Second, the new laws now recognize the concept of “portability,” which basically means that a family under certain circumstances can pull forward and apply the first spouse to die’s credit at the time of the second spouse’s death without the first spouse to die needing a separate trust. The effect of these changes has now simplified estate planning for many clients. The net effect of these changes is that married couples with less than $10,000,000 in assets can pass their assets to their heirs and beneficiaries estate tax-free without complex trust planning.
The Solution for Couples with Married Separate Trusts
Trust planning is still relevant and necessary in some situations with respect to married couples’ estates worth more than $10,000,000. In addition, trust planning remains a preferred method to avoid the necessity to probate assets after both spouses die in order to transfer title from the parents to their children or other beneficiaries.
The resulting solution for married couples who now have married separate trusts is to simply restate the separate trusts into one joint trust, which is a much simpler and more straightforward trust. This is mainly designed to allow the couples to act as trustees of the trust during their lifetime, retaining their full control, and then appointing a successor trustee to manage those assets in the event they are not capable to do so, including after their death. This type of joint trust will then simplify the administration of a married couples trust, avoid probate and further avoid the necessity of having to administer two trusts under planning strategy that was aimed at solving a problem that has now been removed based on changes to federal estate tax law.

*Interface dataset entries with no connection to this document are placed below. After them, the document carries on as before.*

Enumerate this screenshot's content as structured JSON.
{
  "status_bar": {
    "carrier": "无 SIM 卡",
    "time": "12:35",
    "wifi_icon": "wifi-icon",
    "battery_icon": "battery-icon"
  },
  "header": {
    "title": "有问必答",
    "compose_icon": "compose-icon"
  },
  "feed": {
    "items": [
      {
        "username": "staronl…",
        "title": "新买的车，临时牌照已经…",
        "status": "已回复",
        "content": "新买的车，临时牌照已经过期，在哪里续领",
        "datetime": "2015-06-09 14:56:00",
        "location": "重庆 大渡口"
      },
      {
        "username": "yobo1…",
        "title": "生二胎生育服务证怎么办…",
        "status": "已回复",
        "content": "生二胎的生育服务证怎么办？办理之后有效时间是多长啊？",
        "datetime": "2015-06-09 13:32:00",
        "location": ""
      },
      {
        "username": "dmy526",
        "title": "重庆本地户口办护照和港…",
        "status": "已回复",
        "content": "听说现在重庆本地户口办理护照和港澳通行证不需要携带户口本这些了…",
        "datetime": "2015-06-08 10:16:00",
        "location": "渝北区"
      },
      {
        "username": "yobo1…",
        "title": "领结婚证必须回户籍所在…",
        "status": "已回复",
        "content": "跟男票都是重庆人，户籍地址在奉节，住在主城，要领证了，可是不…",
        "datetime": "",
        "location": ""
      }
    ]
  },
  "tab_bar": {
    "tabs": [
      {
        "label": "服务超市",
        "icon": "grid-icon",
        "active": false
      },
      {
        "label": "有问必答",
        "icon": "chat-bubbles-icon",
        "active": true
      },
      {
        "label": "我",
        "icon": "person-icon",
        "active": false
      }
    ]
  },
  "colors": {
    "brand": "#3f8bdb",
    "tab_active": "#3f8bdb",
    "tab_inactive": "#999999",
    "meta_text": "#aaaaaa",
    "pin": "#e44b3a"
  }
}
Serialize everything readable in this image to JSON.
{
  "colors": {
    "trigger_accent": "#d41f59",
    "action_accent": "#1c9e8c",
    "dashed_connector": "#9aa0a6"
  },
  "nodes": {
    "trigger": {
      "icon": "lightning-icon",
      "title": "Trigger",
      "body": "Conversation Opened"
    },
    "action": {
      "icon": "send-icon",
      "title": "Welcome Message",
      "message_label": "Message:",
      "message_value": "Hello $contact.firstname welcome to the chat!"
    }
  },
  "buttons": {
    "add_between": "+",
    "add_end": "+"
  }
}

What Happens If a Couple Does Not Change Their Plan?
There is no requirement for married couples with separate trusts to do anything to update or change their plans. These trusts as drafted remain valid and will work pursuant to the trust terms. The only downside of not updating these trusts is that a surviving spouse or children as successor trustees will have some additional administrative procedures to follow, which otherwise could be avoided.
In conclusion, if you and your spouse have married separate trusts, it would be worth your while to discuss your planning with the attorney who established those trusts and determine whether your estate plan can be simplified by restating those trusts into a joint trust.
The recent developments in the change in the federal estate tax law once again confirms estate planning is “fluid” and definitely a “process” vs. an “event.”